Thus, it opposes the idea of ”public opinion” in the sense that opinion is not happiness, the latter remaining linked to pleasure and not to moral law. The law, in positive law, is indeed what founds the discourse of the priest, the moralist, or the politician, that is to say a set of injunctions aimed at determining normal action outside of individual contingencies. But Bentham tells us, “legislation has intruded too far into a territory which does not belong to it. It has frequently interfered with actions, when its interference has only produced a balance of evil ; and, what is worse, it has interfered with opinions, particularly on religious topics, where its interferences have been in the highest degree pernicious”. And indeed, any sanction taken as such is an action which first of all causes pain, suffering, pain, and which is opposed to utilitarianism basing action on happiness.

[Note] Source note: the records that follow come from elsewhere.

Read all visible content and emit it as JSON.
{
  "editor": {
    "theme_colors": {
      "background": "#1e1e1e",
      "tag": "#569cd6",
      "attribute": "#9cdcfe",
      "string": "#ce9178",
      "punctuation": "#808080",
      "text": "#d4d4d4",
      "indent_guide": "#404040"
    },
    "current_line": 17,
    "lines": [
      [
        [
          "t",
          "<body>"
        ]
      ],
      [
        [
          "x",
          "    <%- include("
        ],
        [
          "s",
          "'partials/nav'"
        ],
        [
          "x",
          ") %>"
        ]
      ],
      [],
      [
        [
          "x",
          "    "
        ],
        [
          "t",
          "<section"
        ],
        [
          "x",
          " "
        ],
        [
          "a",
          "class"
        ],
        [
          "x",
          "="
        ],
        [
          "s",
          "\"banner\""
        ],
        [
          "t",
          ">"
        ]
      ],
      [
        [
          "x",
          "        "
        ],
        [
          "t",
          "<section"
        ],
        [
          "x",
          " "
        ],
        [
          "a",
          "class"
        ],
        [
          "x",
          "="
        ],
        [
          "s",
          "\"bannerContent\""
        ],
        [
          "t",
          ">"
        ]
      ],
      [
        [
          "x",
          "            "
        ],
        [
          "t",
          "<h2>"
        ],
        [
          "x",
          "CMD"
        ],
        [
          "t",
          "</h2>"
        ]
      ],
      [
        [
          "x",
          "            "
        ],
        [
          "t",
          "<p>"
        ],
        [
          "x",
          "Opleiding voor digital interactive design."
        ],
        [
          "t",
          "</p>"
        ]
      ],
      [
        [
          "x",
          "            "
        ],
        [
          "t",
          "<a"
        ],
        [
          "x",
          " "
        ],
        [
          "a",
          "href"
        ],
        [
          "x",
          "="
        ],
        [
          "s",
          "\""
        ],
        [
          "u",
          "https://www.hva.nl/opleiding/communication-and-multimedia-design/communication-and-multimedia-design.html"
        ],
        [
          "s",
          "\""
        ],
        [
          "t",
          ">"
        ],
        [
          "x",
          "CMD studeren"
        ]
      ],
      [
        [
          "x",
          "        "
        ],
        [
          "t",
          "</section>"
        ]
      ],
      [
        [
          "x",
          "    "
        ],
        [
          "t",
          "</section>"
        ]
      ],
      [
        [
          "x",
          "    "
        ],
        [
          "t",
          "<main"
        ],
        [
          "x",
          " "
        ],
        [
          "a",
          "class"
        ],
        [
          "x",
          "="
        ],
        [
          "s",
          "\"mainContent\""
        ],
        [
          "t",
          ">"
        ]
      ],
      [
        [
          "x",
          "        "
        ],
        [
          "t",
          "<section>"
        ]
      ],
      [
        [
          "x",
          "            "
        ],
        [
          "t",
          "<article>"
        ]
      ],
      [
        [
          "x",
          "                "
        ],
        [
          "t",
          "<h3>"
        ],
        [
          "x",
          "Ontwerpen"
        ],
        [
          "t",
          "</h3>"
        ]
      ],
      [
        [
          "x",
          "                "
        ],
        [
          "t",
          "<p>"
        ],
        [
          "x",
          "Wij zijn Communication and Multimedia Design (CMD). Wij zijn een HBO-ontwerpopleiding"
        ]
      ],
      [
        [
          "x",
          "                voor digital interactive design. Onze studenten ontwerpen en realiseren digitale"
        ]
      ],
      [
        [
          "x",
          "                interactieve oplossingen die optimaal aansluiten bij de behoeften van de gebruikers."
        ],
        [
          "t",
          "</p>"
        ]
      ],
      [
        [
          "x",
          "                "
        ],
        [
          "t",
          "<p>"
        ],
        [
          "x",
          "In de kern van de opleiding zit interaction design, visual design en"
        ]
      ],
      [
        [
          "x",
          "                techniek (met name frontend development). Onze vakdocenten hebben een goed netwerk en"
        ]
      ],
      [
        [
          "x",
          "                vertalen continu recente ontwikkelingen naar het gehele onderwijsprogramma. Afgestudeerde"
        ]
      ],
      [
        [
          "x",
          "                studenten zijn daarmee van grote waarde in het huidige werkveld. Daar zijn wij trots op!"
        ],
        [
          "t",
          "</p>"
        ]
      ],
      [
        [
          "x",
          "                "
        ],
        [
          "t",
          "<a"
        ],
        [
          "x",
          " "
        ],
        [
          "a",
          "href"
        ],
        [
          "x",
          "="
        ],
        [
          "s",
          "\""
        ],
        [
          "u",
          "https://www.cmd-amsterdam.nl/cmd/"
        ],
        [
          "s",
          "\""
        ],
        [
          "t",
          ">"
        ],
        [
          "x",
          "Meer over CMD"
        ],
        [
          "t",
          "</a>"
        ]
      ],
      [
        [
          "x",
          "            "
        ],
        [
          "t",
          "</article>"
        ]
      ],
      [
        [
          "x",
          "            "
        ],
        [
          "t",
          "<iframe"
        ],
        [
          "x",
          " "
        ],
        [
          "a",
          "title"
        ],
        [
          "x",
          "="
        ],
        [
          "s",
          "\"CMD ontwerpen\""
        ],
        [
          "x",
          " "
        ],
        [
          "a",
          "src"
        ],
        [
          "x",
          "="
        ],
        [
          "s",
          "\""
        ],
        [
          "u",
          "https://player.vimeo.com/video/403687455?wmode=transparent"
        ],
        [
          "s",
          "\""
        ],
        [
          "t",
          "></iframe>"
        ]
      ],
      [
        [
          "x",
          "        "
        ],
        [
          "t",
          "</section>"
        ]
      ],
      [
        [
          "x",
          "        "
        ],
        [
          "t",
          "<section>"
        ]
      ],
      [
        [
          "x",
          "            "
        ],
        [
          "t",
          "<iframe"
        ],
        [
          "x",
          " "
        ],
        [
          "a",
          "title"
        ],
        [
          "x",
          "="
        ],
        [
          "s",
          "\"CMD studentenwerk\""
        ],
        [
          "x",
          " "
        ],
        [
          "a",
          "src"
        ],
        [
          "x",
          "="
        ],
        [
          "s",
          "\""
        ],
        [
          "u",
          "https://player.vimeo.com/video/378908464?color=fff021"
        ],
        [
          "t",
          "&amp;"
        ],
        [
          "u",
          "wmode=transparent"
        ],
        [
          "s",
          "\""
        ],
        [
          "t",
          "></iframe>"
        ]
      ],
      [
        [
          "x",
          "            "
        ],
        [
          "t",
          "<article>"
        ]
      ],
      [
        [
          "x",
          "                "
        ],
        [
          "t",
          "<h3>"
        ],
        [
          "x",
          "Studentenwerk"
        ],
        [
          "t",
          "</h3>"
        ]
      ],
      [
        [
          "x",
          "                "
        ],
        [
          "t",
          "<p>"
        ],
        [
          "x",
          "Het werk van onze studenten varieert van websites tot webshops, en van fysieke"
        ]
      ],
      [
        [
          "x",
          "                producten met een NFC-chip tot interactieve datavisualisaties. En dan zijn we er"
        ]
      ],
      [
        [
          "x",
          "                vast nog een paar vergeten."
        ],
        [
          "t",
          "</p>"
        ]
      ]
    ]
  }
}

”The principle, then, on which Deontology is grounded, is the principle of Utility ; in other words, that every action is right or wrong worthy or unworthy deserving approbation or disapprobation, in proportion to its tendency to contribute to, or to diminish the amount of public happines^ And that the public sanction will, in as far as the subject is understood, be given to that line of conduct, which most promotes the public happiness, is a corollary requiring no arguments for its establishment.” (Jeremy Bentham)
It is interesting to note that Bentham opposes deontology and public morality and introduces the expression “private morality”, considered as “the science by which happiness is created out of motives extra-legislatorial while Jurisprudence is the science by which law is applied to the production of felicity.”
Here, even though utilitarianism is strictly opposed to Kantian thought, one can question whether from an ethical point of view, they do not meet. When Kant questions the “private” or “public” use of reason in What is the Enlightenment?, what founds the public expression of all thought is its freedom and its universality. But in Bentham, if these two notions do not come under Kantian definitions but rather from the pleasure and pain felt by all men, the expression of an authority necessary for the conduct of all morality is common to both authors in the sense where it must start from an individual origin rather than a common opinion, but nevertheless appear universal and impose itself on everyone. In both cases, the state of guardianship exercised by the State is problematic since it exercises individual repression.
Utilitarianism and economics
We find among the theorists of the economy some disciples of utilitarianism, in particular John Austin (who is not an economist), James Mill, Herbert Spencer (who is not an economist either) and John Stuart Mill who have left a lasting mark on the history of economic thought.
But, contrary to a widespread idea, utilitarianism has little to do with economic theory and is in no way the basis of the microeconomic theory of the consumer. This is a selfish descriptive theory, and not a utilitarian normative theory. She claims that an individual always tries to obtain the maximum satisfaction from his consumption. It will therefore optimize, given its budget constraint, the personal utility that it derives from its consumption, and not the general utility. The prisoner’s dilemma, formalized in 1950, further illustrates the fact that utilitarianism and egoism can be incompatible.
In prescriptive economics, as Walras underlines, the economist does not intend to pass a moral judgment on such or such act of consumption, that is to say, refuses from the outset any ethical position in the field.
On the other hand, some authors of the economics of well-being and the theory of collective choice are inspired by utilitarianism (among others, Alfred Marshall, Arthur Cecil Pigou and John Harsanyi).
Translated from Wikipedia